Otherwise, pop an operator off the operator stack, pop two numbers off the number stack, and push the result of the computation on the number stack.  Repeat until the top of the operator stack has lower precedence. 

At the end of the expression, clear the stack in the same way.  For example, here is how the expression 3 * 4 ^ 2 + 5 is evaluated:

 

  Expression: 3 * 4 ^ 2 + 5    
1 Remaining expression:
* 4 ^ 2 + 5
Number stack
3
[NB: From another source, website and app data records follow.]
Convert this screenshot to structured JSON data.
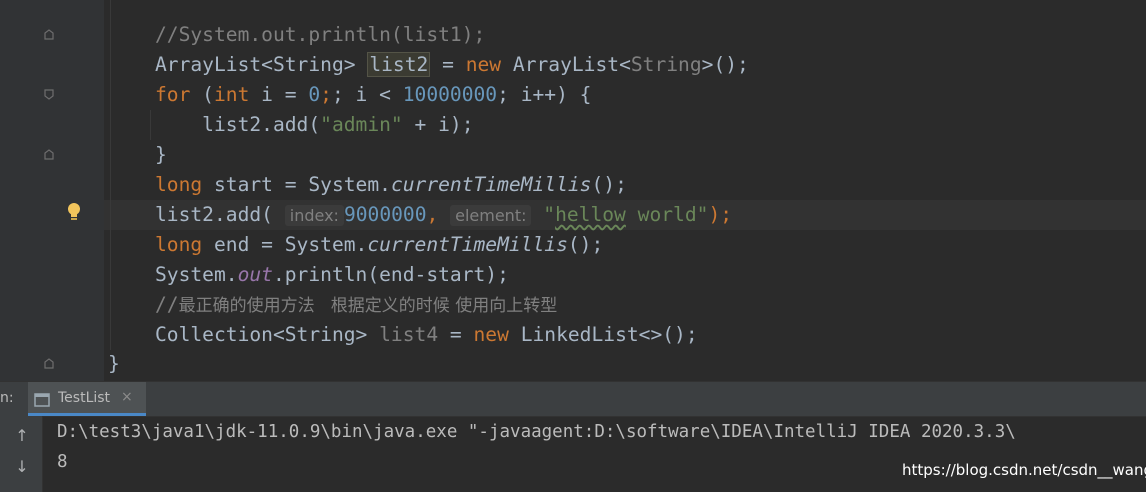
{
  "code": {
    "l1_comment": "//System.out.println(list1);",
    "l2_type": "ArrayList<String> ",
    "l2_var": "list2",
    "l2_eq": " = ",
    "l2_new": "new",
    "l2_cls": " ArrayList<",
    "l2_generic": "String",
    "l2_end": ">();",
    "l3_for": "for",
    "l3_a": " (",
    "l3_int": "int",
    "l3_b": " i = ",
    "l3_zero": "0",
    "l3_c": "; i < ",
    "l3_limit": "10000000",
    "l3_d": "; i++) {",
    "l4_a": "    list2.add(",
    "l4_str": "\"admin\"",
    "l4_b": " + i);",
    "l5_brace": "}",
    "l6_long": "long",
    "l6_a": " start = System.",
    "l6_method": "currentTimeMillis",
    "l6_b": "();",
    "l7_a": "list2.add(",
    "l7_hint_index": "index:",
    "l7_index_val": "9000000",
    "l7_comma": ", ",
    "l7_hint_element": "element:",
    "l7_str_q1": "\"",
    "l7_str_word": "hellow",
    "l7_str_rest": " world\"",
    "l7_end": ");",
    "l8_long": "long",
    "l8_a": " end = System.",
    "l8_method": "currentTimeMillis",
    "l8_b": "();",
    "l9_a": "System.",
    "l9_field": "out",
    "l9_b": ".println(end-start);",
    "l10_comment_slashes": "//",
    "l10_comment_text": "最正确的使用方法   根据定义的时候 使用向上转型",
    "l11_a": "Collection<String> ",
    "l11_var": "list4",
    "l11_eq": " = ",
    "l11_new": "new",
    "l11_b": " LinkedList<>();",
    "l12_brace": "}"
  },
  "run_panel": {
    "label": "n:",
    "tab_label": "TestList",
    "tab_close": "×",
    "up_arrow": "↑",
    "down_arrow": "↓",
    "console_line_1": "D:\\test3\\java1\\jdk-11.0.9\\bin\\java.exe \"-javaagent:D:\\software\\IDEA\\IntelliJ IDEA 2020.3.3\\",
    "console_line_2": "8"
  },
  "watermark": "https://blog.csdn.net/csdn__wang",
  "icons": [
    "fold-marker-icon",
    "lightbulb-icon",
    "console-tab-icon",
    "close-icon",
    "scroll-up-icon",
    "scroll-down-icon"
  ],
  "colors": {
    "background": "#2b2b2b",
    "keyword": "#cc7832",
    "number": "#6897bb",
    "string": "#6a8759",
    "comment": "#808080",
    "text": "#a9b7c6",
    "field": "#9876aa"
  }
}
Operator stack
 

 

2 Remaining expression:
4 ^ 2 + 5
Number stack
3
Operator stack
*
3 Remaining expression:
^ 2 + 5
Number stack
4
3
Operator stack
*
4 Remaining expression:
2 + 5
Number stack
4
3
Operator stack
^
*
5 Remaining expression:
+ 5
Number stack
2
4
3
Operator stack
^
*
6 Remaining expression:
+ 5
Number stack
16
3
Operator stack
*
7 Remaining expression: 5 Number stack
48
Operator stack
+
8 Remaining expression: Number stack
5
48
Operator stack
+
9 Remaining expression: Number stack
53
Operator stack

 

The program does not handle negative numbers. It cannot distinguish between "-" as an operator, and the "-" that makes a number negative.
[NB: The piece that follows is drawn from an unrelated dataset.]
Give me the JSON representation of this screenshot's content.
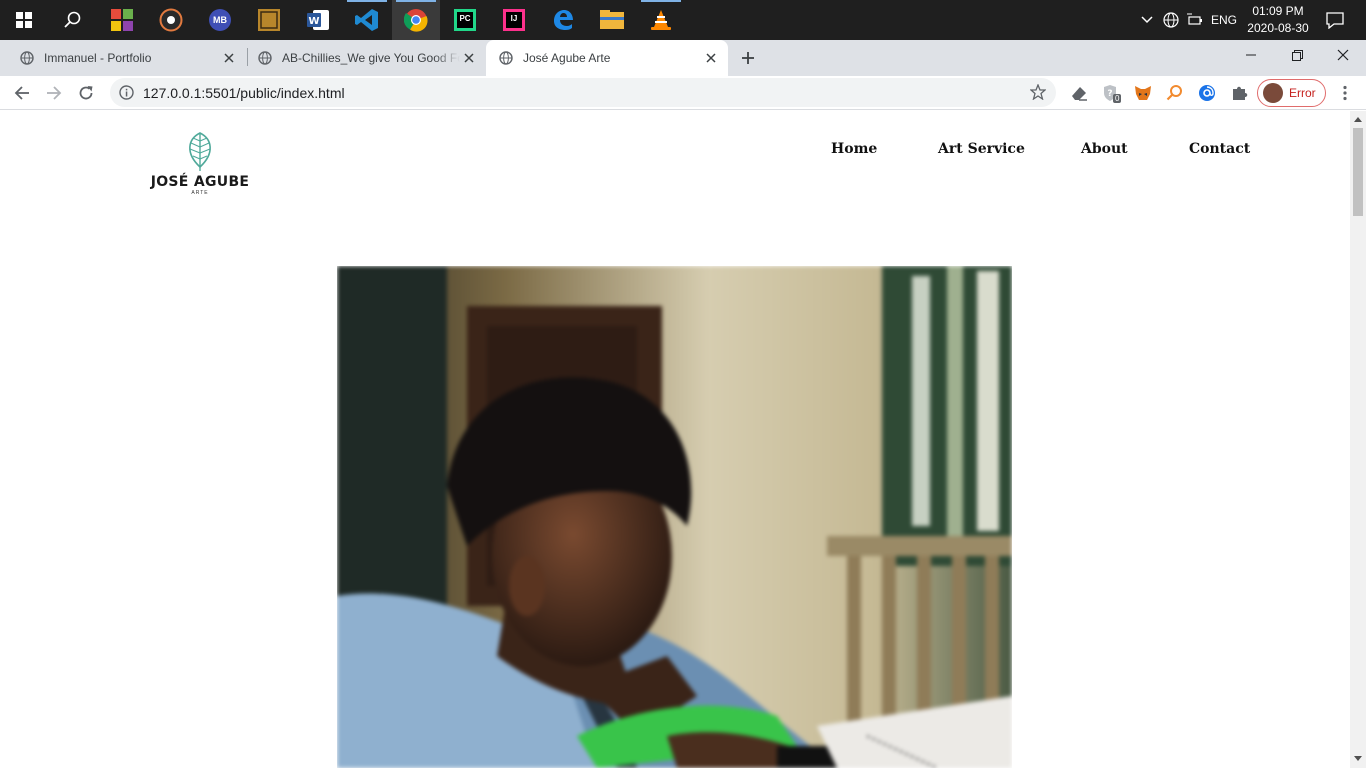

This is Project 15.3 from p. 696 of Java Concepts for AP Computer Science.

Test your program by running these test cases:

# Test Case Result
1 9 - 6 / 3 7
2 8 - 6 + 3 5
3 9 + 3 * 2 - 8 / 4 13
4 4 * 3 - 6 / 2 9
5 9 / 3 * 2 / 4 * 2 3
6 7 - 6 + 5 - 4 + 3 5
7 8 + 4 - 3 / 3 * 2 10

 

                    Extra Credit #1
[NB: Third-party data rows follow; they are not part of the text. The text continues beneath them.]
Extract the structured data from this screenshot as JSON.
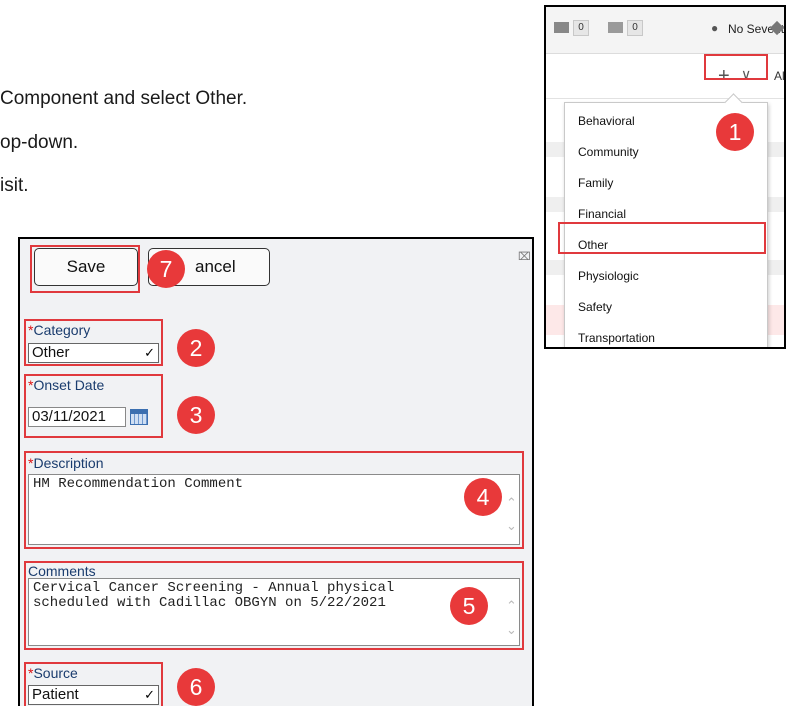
{
  "instructions": [
    "Component and select Other.",
    "op-down.",
    "isit."
  ],
  "steps": [
    "1",
    "2",
    "3",
    "4",
    "5",
    "6",
    "7"
  ],
  "toolbar": {
    "count_a": "0",
    "count_b": "0",
    "severity": "No Severity",
    "all_fragment": "Al"
  },
  "menu": {
    "items": [
      "Behavioral",
      "Community",
      "Family",
      "Financial",
      "Other",
      "Physiologic",
      "Safety",
      "Transportation"
    ],
    "selected": "Other"
  },
  "dialog": {
    "save_label": "Save",
    "cancel_label": "ancel",
    "category_label": "Category",
    "category_value": "Other",
    "onset_label": "Onset Date",
    "onset_value": "03/11/2021",
    "description_label": "Description",
    "description_value": "HM Recommendation Comment",
    "comments_label": "Comments",
    "comments_line1": "Cervical Cancer Screening - Annual physical",
    "comments_line2": "scheduled with Cadillac OBGYN on 5/22/2021",
    "source_label": "Source",
    "source_value": "Patient",
    "required_mark": "*"
  },
  "colors": {
    "highlight": "#e0393d",
    "badge": "#e8393a",
    "dialog_bg": "#f1f2f4",
    "label_text": "#1a3c6e"
  },
  "icons": [
    "message-icon",
    "inbox-icon",
    "person-icon",
    "tag-icon",
    "plus-icon",
    "chevron-down-icon",
    "calendar-icon",
    "close-icon"
  ]
}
3 points

Enable your program to work with numbers other than the integers from 0 to 9. Some guidance on this is given in Arithmetic.java.

Test your program by running these test cases:

# Test Case Result
1 12 / 3 - 10 * 2 -16
2 15 - 12 + 9 - 6 + 3 9
3 12 + 10 / 5 - 12 / 6 12
4 12 + 24 / 3 / 4 - 3 11
5 15 - 2 * 11 * 3 + 17 -34

 

                    Extra Credit #2

4 points

Enable your program to handle parentheses. Some guidance on this is given in Arithmetic.java.

Test your program by running these test cases:

# Test Case Result
1 (4 + 6 - 2) / (7 - 3 + 4) 1
2 9 - (3 + 4) / 7 8
3 9 - (3 + 4) - (2 - 5) 5
4 (6 - 2) * 3 - 2 * (3 - 5) 16
5 (6 + 2) / 4 - 9 / (2 + 1) -1

 

If you did both extra-credits, test your program by running these test cases:

# Test Case Result
1 (322 - 111 - 43) / (21 - 4 - 3) 12
2 132 - (21 + 15) / 12 129
3 270 / (9 * 5) / 2 + (42 + 43) * 12 * 2 2043
4 (119 + 1) / (21 - 13) - (211 - 36) / (19 + 6) 8
5 (53 + 45) / 7 + (6 - 4) * 2 18

 

Documentation for this program is available here.

 

                    Starting Point

You can download Arithmetic.java to use as a starting point in writing your program. Instructions for writing the program are given in the .java file. You'll also need the Stack interface (Stack.java) and the ArrayStack.java file you wrote for a previous program.

 

                    What Does the Program Do?

You can download Arithmetic.jar, which will show you how this program can function when you've completed it. Double-click on the JAR file to get the program to run.